In March of last year, one analyst said that college basketball's "talent level has become frighteningly shallow." Forget the fact that last year's national championship team had more first-round draft picks than some NBA starting lineups. These pundits will knock the talent pool all day when talking about college basketball, then praise the same guys when they're selected on draft night.
It doesn't mean college hoops doesn't have problems. It does mean that you could make the same argument for just about any sport at just about any time.
That you can lose a game on a last-second layup off a blown defensive assignment, then three nights later beat a ranked team by double-digits on the road does not cheapen a sport or detract from its "meaning."
That's what sports are supposed to be. You win. You lose. You play the next one.

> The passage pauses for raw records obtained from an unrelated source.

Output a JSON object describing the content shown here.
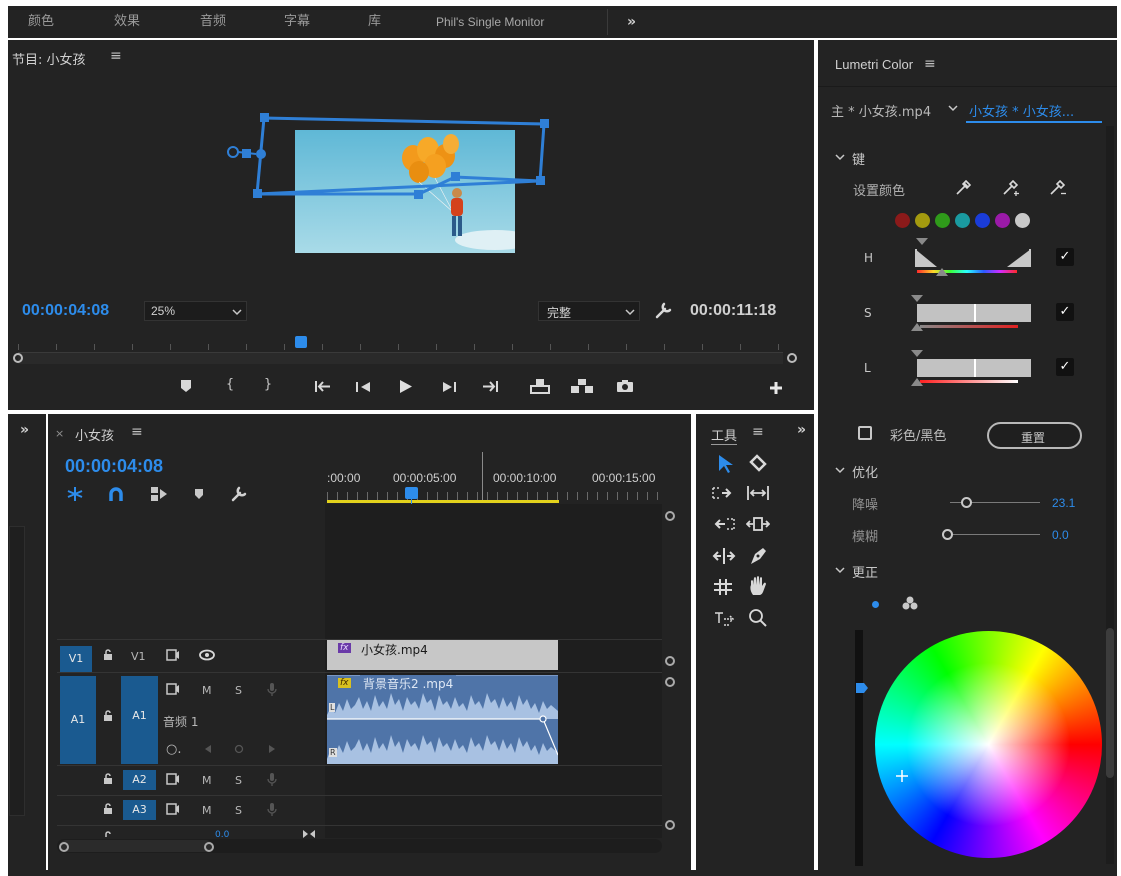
{
  "workspaces": {
    "tabs": [
      "颜色",
      "效果",
      "音频",
      "字幕",
      "库",
      "Phil's Single Monitor"
    ],
    "overflow": "»"
  },
  "program_monitor": {
    "title": "节目: 小女孩",
    "menu_glyph": "≡",
    "current_time": "00:00:04:08",
    "zoom": "25%",
    "quality": "完整",
    "duration": "00:00:11:18",
    "playhead_fraction": 0.37
  },
  "timeline": {
    "sequence_name": "小女孩",
    "close_glyph": "×",
    "menu_glyph": "≡",
    "collapse_glyph": "»",
    "current_time": "00:00:04:08",
    "ruler": [
      ":00:00",
      "00:00:05:00",
      "00:00:10:00",
      "00:00:15:00"
    ],
    "video_tracks": [
      {
        "source": "V1",
        "target": "V1",
        "clip": "小女孩.mp4",
        "fx": "fx"
      }
    ],
    "audio_tracks": [
      {
        "source": "A1",
        "target": "A1",
        "name": "音频 1",
        "clip": "背景音乐2 .mp4",
        "fx": "fx",
        "m": "M",
        "s": "S",
        "ch_l": "L",
        "ch_r": "R"
      },
      {
        "target": "A2",
        "m": "M",
        "s": "S"
      },
      {
        "target": "A3",
        "m": "M",
        "s": "S"
      }
    ],
    "volume_value": "0.0"
  },
  "tools": {
    "title": "工具",
    "menu_glyph": "≡",
    "collapse_glyph": "»"
  },
  "lumetri": {
    "title": "Lumetri Color",
    "menu_glyph": "≡",
    "master_clip": "主 * 小女孩.mp4",
    "seq_clip": "小女孩 * 小女孩...",
    "key_section": "键",
    "set_color": "设置颜色",
    "swatch_colors": [
      "#8b1a1a",
      "#a39a0f",
      "#2f9a1a",
      "#1a9aa0",
      "#1a3cd8",
      "#9a1aa8",
      "#c8c8c8"
    ],
    "hsl": [
      {
        "label": "H",
        "checked": true
      },
      {
        "label": "S",
        "checked": true
      },
      {
        "label": "L",
        "checked": true
      }
    ],
    "mono_label": "彩色/黑色",
    "reset_label": "重置",
    "refine_section": "优化",
    "denoise_label": "降噪",
    "denoise_value": "23.1",
    "blur_label": "模糊",
    "blur_value": "0.0",
    "correction_section": "更正"
  }
}
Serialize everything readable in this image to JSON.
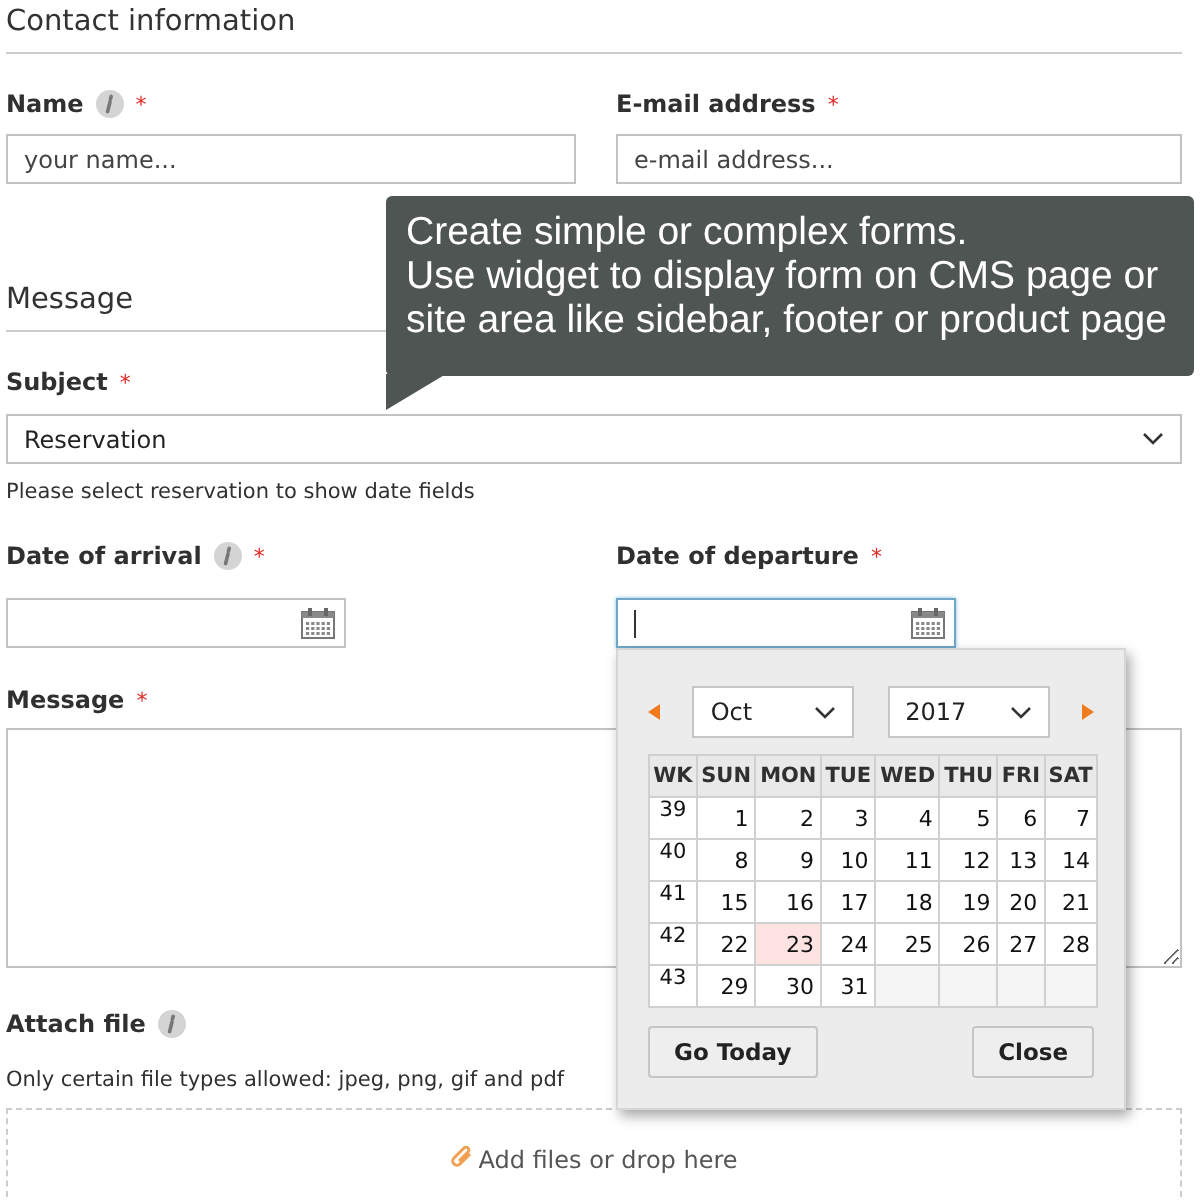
{
  "sections": [
    {
      "title": "Contact information"
    },
    {
      "title": "Message"
    }
  ],
  "name_field": {
    "label": "Name",
    "info": true,
    "required_mark": "*",
    "placeholder": "your name..."
  },
  "email_field": {
    "label": "E-mail address",
    "info": false,
    "required_mark": "*",
    "placeholder": "e-mail address..."
  },
  "tooltip": {
    "lines": [
      "Create simple or complex forms.",
      "Use widget to display form on CMS page or",
      "site area like sidebar, footer or product page"
    ]
  },
  "subject": {
    "label": "Subject",
    "required_mark": "*",
    "value": "Reservation",
    "help": "Please select reservation to show date fields"
  },
  "arrival": {
    "label": "Date of arrival",
    "info": true,
    "required_mark": "*",
    "focused": false
  },
  "departure": {
    "label": "Date of departure",
    "info": false,
    "required_mark": "*",
    "focused": true
  },
  "message": {
    "label": "Message",
    "required_mark": "*"
  },
  "attach": {
    "label": "Attach file",
    "info": true,
    "note": "Only certain file types allowed: jpeg, png, gif and pdf",
    "drop_text": "Add files or drop here"
  },
  "datepicker": {
    "month": "Oct",
    "year": "2017",
    "headers": [
      "WK",
      "SUN",
      "MON",
      "TUE",
      "WED",
      "THU",
      "FRI",
      "SAT"
    ],
    "weeks": [
      {
        "wk": "39",
        "days": [
          {
            "day": "1",
            "today": false
          },
          {
            "day": "2",
            "today": false
          },
          {
            "day": "3",
            "today": false
          },
          {
            "day": "4",
            "today": false
          },
          {
            "day": "5",
            "today": false
          },
          {
            "day": "6",
            "today": false
          },
          {
            "day": "7",
            "today": false
          }
        ]
      },
      {
        "wk": "40",
        "days": [
          {
            "day": "8",
            "today": false
          },
          {
            "day": "9",
            "today": false
          },
          {
            "day": "10",
            "today": false
          },
          {
            "day": "11",
            "today": false
          },
          {
            "day": "12",
            "today": false
          },
          {
            "day": "13",
            "today": false
          },
          {
            "day": "14",
            "today": false
          }
        ]
      },
      {
        "wk": "41",
        "days": [
          {
            "day": "15",
            "today": false
          },
          {
            "day": "16",
            "today": false
          },
          {
            "day": "17",
            "today": false
          },
          {
            "day": "18",
            "today": false
          },
          {
            "day": "19",
            "today": false
          },
          {
            "day": "20",
            "today": false
          },
          {
            "day": "21",
            "today": false
          }
        ]
      },
      {
        "wk": "42",
        "days": [
          {
            "day": "22",
            "today": false
          },
          {
            "day": "23",
            "today": true
          },
          {
            "day": "24",
            "today": false
          },
          {
            "day": "25",
            "today": false
          },
          {
            "day": "26",
            "today": false
          },
          {
            "day": "27",
            "today": false
          },
          {
            "day": "28",
            "today": false
          }
        ]
      },
      {
        "wk": "43",
        "days": [
          {
            "day": "29",
            "today": false
          },
          {
            "day": "30",
            "today": false
          },
          {
            "day": "31",
            "today": false
          }
        ]
      }
    ],
    "buttons": [
      "Go Today",
      "Close"
    ]
  }
}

I suspect that the only people who have a real "problem" with it are some in the media who are looking for their next convenient storyline, rather than appreciating a thriller in Madison or a marathon in South Bend for what they are -- really interesting games with dramatic finishes.
We're building toward a tournament so wide open that seeding could matter less than at any time in the past decade. And if college basketball, like life, and like most other sports, affords teams the chances to lose, regroup, and still get it right, what in the world is wrong with that?
The regular-season is only meaningless for people who don't see any meaning in winning, losing, persevering, adapting, learning, building, improving, overcoming and competing.
I'm not one of those. The way I see it, college basketball keeps taking body blows -- the one-and-done rule, realignment ridiculousness, control-freak coaches and even its own misguided leadership -- and still cranks out some of the most compelling games in its sport, regular season and postseason.